If you’ve ever experienced chest muscle injury, you’ll be all too familiar with the physical toll it can have on your day-to-day life. But then there’s the emotional toll too: debilitating injury or chronic pain can deplete your confidence and make you feel powerless.

That’s why it’s so very important to understand the aftermath of chest muscle injury and give voice to your experience – so you can feel invincible again, sooner.

How does chest muscle injury manifest?

Breasts themselves don’t have muscles. Rather, they are mammary glands made up of fat cells, tissue and ligaments. Even so, being the sensitive spots they are, it’s very possible you’ll experience breast pain if you strain the chest muscles beneath them.

Your breasts may feel tender or you might experience swelling, soreness or aching during exercise. Your breasts or chest area might appear bruised, and you’ll probably notice a loss of strength and movement.

What does it mean for your body?

Your chest muscles – pectoralis major and minor – cover a pretty vast portion of your upper torso. Familiarly termed the pecs, they attach under your shoulder and reach right across to your sternum.

When we talk about chest muscle strain, we’re describing a tear to the pectoralis major muscle. While pectoralis minor muscle strains are technically possible, they’re far less common.

There are plenty of ways to strain your pecs. They’re the muscles involved in lifting or pushing heavy objects (like people, for example), which means they’re particularly prone to injury in high-contact sports like Aussie Rules football. 

You might also sustain a pec injury in training, while bench pressing or performing any exercise involving weights. Significant trauma in the form of a high-impact knock or fall might also be the culprit for a strained pec.

The road to recovery

It’s important you speak to a medical professional if you have an inkling you’ve strained a pec muscle. Only an expert will be able to accurately grade your injury, which will dictate what recovery looks like for you. 

The higher the grade, the more serious the need for medical intervention, which might even include surgery – so it’s important to take your breast and chest pain seriously. That said, a full rupture of the pec muscle is unlikely in most cases.

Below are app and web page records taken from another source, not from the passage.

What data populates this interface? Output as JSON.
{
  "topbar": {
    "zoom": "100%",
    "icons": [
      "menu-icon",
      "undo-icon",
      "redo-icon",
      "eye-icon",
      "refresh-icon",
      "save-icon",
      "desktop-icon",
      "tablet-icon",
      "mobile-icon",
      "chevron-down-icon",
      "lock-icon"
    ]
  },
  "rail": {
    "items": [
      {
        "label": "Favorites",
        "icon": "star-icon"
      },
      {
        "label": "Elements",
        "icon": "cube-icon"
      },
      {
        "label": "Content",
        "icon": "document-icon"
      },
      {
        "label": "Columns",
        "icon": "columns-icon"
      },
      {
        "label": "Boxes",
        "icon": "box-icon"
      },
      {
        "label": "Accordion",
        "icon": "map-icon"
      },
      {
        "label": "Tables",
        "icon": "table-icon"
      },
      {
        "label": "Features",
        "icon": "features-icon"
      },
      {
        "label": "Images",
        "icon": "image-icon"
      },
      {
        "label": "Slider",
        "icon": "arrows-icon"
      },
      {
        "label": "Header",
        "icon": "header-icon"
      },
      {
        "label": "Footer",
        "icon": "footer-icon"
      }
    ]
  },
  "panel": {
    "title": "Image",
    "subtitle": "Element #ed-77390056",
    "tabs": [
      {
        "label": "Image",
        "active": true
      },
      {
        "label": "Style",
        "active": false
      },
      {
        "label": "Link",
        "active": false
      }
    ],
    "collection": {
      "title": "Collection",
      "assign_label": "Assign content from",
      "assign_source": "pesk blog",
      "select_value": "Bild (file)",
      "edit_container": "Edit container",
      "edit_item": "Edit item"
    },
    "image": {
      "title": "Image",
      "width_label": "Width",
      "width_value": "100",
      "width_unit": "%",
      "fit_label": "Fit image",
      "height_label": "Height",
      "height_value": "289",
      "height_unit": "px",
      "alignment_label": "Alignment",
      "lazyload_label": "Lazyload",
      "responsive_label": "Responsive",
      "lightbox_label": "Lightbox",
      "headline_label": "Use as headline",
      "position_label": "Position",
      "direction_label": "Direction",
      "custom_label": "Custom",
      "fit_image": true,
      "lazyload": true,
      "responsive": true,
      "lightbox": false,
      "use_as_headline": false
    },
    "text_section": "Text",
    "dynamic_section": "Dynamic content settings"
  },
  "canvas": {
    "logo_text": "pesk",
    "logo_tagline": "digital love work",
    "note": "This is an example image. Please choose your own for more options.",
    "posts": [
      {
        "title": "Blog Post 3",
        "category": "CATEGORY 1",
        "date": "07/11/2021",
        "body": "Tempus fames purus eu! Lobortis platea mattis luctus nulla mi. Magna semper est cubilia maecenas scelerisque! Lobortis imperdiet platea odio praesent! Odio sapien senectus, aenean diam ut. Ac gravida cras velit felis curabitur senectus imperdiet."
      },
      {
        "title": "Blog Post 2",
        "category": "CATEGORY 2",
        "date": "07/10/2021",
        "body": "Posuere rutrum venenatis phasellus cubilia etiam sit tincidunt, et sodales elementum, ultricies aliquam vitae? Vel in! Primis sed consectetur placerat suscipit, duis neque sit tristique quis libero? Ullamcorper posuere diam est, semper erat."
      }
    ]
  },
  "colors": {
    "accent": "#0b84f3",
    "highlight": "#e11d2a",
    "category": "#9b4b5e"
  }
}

In the first couple of days post-injury, you will need to treat the site as you would any sporting injury. Ice the muscle to combat swelling and rest up to give your body time to respond to the acute trauma without any extra exertion.

Next, following the direction of a physio or other health professional, you will reintroduce gentle movement. Your physio will instruct you on at-home exercises you can perform to rebuild your strength.

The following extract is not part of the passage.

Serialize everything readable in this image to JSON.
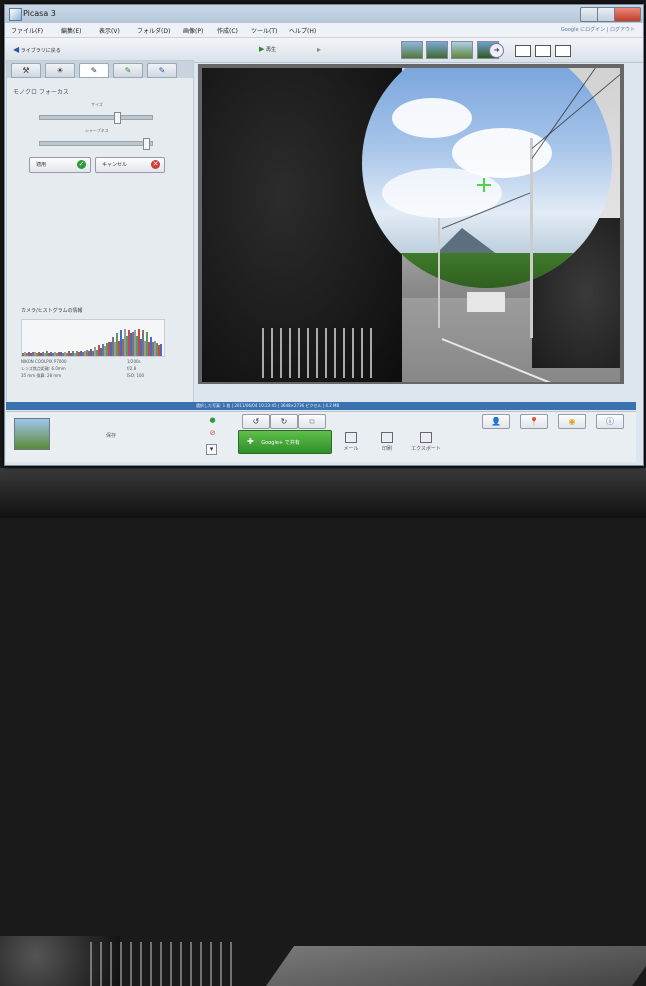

This is a delicate balance: you want to restore as much movement as possible early on without pushing yourself too far, and potentially worsening the injury, which is why professional medical advice is key to successfully navigating this phase of recovery. If you neglect this portion of recovery, you put yourself at higher risk of re-straining the muscle in the future.

Once you’ve regained your full range of pain-free movement, you’re considered rehabilitated and you’ll be able to return to the activities you love.

When to take breast pain seriously

Our rule of thumb: all pain that makes you uncomfortable, interferes with your performance or gnaws at your confidence when on the move is pain that’s worth investigating!

Ignoring muscle pain especially, and continuing to play/work/exert yourself while in pain, can prolong your injury and lead to poorer recovery outcomes.

We’re here for you

We’ve covered the physical side of recovery here and the practical steps you can take to ensure the best outcomes – but a significant emotional cost often accompanies a significant injury.

Being sidelined from the work, sport or other activity you love can be incredibly disempowering. For many active people, their sport or profession underpins their identity, and when injury strikes it can incite a genuine sense of grief.

That’s why at Boob Armour we believe it’s vital to have conversations around breast pain and muscle injury out in the open. So many Australian women will relate to this struggle at some point in their lives, yet breast health is a topic that simply doesn’t get enough airtime. To anyone out there in pain, we see you and we’re here with you.

Boob Armour exists to minimise injury before it happens – but also to protect you post-rehabilitation when you’re ready to take to the field, return to work or get active again. Our protective lightweight inserts are designed to counteract inflammation and soreness, so you can return to feeling indomitable ASAP.

Protect your breasts and reclaim your power. Purchase your own Boob Armour inserts today.